Yesterday I published a job post that violated my own values and principles that I promote at Crypto Jobs List.
Unintentionally, I was asking you, designers, to perform work for free, compensated only by exposure.
Namely, I announced a challenge for a new CJL logo, and asked interested designers to submit 1-3 drafts along with links to their portfolios, in exchange for media coverage, blog post and a video interview with the designer/agency.
Shorly, @CryptoJobsList’s followers + my friends started responding, outraged that what I’ve announced looked like a request for “Spec” work (https://nospec.com) and no professional worth their salt would be interested in that.
I’d like to especially thank Jonny Burch for articulating the exact problem with the contest. Read full twitter thread here.

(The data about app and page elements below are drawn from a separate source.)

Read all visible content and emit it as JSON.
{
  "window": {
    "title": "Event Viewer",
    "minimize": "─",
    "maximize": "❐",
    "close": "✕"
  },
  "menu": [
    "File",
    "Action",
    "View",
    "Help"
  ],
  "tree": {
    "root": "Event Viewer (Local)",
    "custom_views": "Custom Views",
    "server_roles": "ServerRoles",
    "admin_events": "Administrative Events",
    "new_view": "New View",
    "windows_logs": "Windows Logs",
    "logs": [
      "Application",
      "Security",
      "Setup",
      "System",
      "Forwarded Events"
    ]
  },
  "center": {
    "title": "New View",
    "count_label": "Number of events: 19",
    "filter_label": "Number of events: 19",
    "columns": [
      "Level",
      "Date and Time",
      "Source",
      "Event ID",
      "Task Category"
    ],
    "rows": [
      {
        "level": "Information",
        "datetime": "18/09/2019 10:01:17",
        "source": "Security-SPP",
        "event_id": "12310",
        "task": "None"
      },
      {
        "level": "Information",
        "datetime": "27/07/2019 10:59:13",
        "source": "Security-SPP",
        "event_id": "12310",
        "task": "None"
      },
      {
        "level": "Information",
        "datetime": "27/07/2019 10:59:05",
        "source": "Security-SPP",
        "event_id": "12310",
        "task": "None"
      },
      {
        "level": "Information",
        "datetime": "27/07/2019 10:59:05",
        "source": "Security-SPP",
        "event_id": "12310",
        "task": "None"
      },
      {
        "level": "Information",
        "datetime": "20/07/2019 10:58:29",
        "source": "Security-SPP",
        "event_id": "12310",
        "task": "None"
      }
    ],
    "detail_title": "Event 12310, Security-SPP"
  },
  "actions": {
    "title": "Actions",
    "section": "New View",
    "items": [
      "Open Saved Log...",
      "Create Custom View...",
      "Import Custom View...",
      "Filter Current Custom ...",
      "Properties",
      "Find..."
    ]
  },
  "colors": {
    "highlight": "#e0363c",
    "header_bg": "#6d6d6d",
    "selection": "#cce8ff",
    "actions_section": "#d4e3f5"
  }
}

Within 30 minutes, I acknowledged the issue with my post and corrected the terms. Request for drafts and sketches was removed, limiting terms of participation solely to submission of portfolio links by interested designers/agencies who would like to help. I left the updated post be for the rest of the day.
This morning I woke up, checked Twitter and learned that updates to the job post were not sufficient, as the outrage continued.
I decided to take the listing down to prevent further miscommunication and explain the the rationale in this article.
I believe I made it very clear that the challenge was offered on volunteering basis and I was not deceiving anyone into doing free work who does not want to. The intention was to be open and include CJL community in shaping of the future of professional crypto & blockchain communities. Now I understand that what you really want is paid opportunities and paid opportunities only. I’ve heard you and I’ll double down on that, as this is what Crypto Jobs List has started of on the first place.
10 years ago, before I was doing software engineering, I started off doing graphic design work in my college and DJing.
As I started getting better at it and earned some reputation, new clients would often offer to work “for exposure” as they “did not have the budget at the moment”. I felt disgusted — “how could they offer me work for free? Don’t they know my good reputation? They just want to take advantage of me. Nice try!”
I turned all of them down.
Some of these design projects and music events would eventually find a free alternative to my quality services. And those projects would not turn out that bad to be honest. I’d certainly brush their success off and proudly tap myself on a shoulder for “not being taken advantage of”.
What I learned is that even if an opportunity does not match my values and principles, it does not mean that there is no market for it and that other people would not be interested in taking it up. There are plenty of up and coming professionals who do need exposure, more than money. There are also plenty of well-off professionals who are willing to volunteer for a greater cause, without being paid in cash.